» Your task: Copy, from the material below, each line that contains the word "this".

Records for the exercise START

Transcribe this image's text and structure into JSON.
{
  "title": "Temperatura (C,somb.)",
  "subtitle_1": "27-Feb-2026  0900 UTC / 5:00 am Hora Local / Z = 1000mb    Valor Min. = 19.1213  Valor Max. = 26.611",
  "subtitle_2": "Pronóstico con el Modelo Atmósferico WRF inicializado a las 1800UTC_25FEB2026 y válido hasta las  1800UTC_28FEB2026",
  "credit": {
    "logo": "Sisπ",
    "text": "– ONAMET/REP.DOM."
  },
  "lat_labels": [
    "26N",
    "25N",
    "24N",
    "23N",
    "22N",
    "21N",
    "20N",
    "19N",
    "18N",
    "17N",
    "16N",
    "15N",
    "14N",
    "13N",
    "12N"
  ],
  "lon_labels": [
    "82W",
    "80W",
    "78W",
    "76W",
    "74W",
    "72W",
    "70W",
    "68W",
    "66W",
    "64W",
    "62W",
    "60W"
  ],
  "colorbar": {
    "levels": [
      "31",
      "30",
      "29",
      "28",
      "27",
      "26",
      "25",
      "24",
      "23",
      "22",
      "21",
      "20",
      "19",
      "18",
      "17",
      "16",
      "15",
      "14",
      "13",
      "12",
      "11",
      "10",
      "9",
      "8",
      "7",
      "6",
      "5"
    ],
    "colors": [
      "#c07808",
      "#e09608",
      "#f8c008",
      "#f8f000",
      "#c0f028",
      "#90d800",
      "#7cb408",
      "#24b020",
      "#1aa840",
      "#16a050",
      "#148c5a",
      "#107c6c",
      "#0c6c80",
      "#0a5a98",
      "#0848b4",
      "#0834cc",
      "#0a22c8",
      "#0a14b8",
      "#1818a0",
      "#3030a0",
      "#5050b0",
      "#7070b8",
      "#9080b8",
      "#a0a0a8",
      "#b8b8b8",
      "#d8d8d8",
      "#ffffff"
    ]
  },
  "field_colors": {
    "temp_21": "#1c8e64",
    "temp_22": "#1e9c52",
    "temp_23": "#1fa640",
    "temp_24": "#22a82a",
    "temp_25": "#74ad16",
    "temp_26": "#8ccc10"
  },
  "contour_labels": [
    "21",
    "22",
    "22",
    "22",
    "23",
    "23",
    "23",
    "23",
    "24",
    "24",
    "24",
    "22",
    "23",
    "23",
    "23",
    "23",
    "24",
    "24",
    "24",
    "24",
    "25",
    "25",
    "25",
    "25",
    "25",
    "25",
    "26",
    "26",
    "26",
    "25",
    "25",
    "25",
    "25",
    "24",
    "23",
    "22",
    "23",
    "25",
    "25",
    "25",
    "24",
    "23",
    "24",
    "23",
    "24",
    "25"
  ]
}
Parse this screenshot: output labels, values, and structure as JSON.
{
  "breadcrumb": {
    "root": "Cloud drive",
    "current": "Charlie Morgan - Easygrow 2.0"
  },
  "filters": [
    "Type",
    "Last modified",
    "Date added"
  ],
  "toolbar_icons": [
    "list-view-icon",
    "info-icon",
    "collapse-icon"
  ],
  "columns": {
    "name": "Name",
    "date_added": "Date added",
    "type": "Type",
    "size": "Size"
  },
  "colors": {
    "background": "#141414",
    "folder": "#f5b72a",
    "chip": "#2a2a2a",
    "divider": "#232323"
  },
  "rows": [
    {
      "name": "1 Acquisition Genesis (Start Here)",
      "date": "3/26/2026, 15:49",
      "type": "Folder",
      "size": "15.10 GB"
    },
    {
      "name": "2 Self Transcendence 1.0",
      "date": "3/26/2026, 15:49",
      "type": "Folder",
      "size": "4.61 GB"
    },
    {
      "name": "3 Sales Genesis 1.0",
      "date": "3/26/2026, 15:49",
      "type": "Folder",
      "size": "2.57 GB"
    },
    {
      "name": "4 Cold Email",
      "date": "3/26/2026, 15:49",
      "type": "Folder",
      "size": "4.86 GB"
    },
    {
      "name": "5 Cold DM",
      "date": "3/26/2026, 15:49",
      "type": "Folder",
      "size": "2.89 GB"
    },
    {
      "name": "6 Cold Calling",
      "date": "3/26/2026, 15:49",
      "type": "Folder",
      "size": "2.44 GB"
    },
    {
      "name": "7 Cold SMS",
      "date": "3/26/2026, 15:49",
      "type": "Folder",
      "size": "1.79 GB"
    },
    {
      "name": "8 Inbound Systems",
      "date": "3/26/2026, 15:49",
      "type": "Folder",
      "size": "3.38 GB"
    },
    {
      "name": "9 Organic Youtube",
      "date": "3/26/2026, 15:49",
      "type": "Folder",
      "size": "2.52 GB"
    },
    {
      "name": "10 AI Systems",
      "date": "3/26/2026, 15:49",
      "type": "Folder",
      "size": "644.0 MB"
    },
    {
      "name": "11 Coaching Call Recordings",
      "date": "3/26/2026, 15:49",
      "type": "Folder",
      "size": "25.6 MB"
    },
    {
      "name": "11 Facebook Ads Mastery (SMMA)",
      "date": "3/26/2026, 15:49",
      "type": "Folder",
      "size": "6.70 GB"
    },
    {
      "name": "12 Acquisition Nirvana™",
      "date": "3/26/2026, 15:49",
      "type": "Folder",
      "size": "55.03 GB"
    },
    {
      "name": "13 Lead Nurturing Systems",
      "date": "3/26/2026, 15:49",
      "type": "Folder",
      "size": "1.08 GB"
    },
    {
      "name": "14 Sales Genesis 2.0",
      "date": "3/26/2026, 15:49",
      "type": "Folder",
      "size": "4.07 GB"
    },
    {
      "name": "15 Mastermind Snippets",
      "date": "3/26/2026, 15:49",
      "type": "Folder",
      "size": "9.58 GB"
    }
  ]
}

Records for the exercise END

» Your solution:
Transcribe this image's text and structure into JSON.
Parse this screenshot: output labels, values, and structure as JSON.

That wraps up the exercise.